PROVIDED DATA:
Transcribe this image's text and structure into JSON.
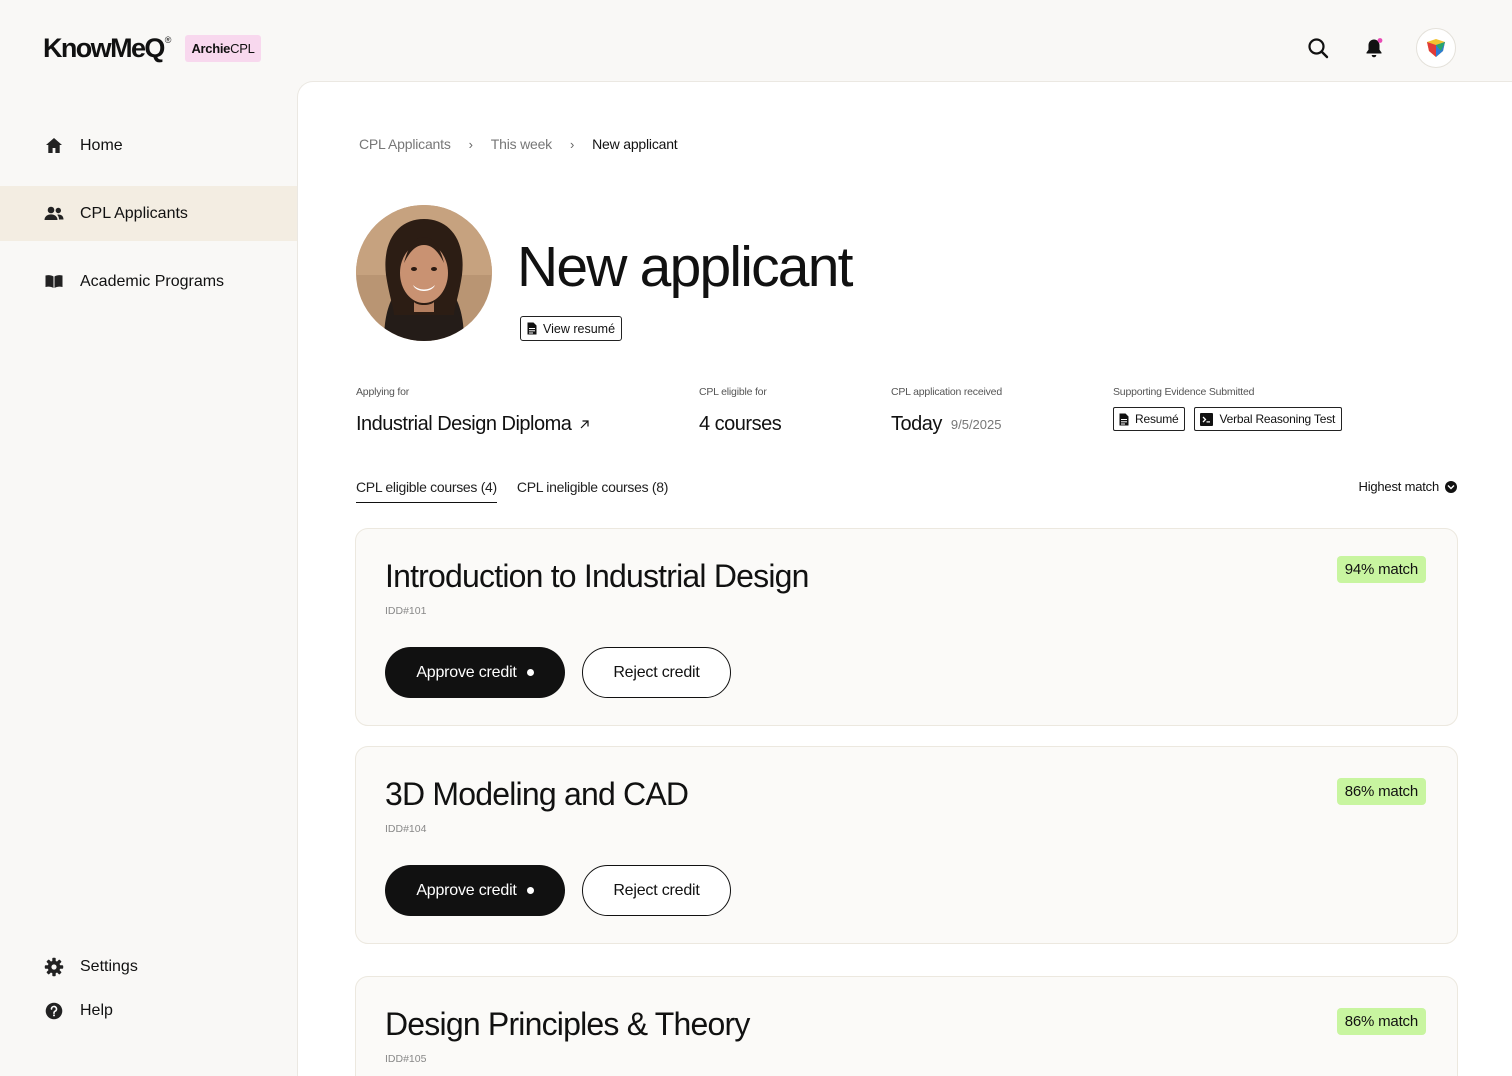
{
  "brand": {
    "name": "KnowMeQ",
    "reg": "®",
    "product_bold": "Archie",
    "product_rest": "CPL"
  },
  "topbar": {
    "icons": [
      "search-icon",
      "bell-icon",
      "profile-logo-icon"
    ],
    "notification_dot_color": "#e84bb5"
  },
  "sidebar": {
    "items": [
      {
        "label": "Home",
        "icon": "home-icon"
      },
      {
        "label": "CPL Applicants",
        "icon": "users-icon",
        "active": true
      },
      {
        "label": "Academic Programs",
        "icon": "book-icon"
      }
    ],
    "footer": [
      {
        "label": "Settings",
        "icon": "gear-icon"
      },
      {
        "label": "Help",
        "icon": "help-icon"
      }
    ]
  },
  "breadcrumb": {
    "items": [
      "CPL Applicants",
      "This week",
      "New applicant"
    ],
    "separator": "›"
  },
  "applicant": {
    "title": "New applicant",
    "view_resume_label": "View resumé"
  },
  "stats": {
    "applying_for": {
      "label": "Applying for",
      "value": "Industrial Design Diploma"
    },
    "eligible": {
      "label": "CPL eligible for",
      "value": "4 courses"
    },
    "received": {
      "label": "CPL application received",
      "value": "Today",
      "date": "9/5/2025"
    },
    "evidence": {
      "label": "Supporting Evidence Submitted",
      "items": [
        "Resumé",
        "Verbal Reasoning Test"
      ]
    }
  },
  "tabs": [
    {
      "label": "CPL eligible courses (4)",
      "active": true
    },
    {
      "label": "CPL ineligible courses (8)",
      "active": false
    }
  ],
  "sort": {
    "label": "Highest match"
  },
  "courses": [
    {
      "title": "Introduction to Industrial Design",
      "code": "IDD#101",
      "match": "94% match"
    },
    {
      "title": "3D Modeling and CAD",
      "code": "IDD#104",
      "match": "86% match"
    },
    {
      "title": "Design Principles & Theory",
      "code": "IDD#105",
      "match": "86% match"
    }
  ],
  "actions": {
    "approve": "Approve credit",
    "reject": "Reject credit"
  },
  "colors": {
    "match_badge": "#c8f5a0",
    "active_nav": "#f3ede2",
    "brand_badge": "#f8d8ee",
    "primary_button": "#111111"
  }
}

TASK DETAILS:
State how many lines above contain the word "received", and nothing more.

YOUR RESPONSE:
2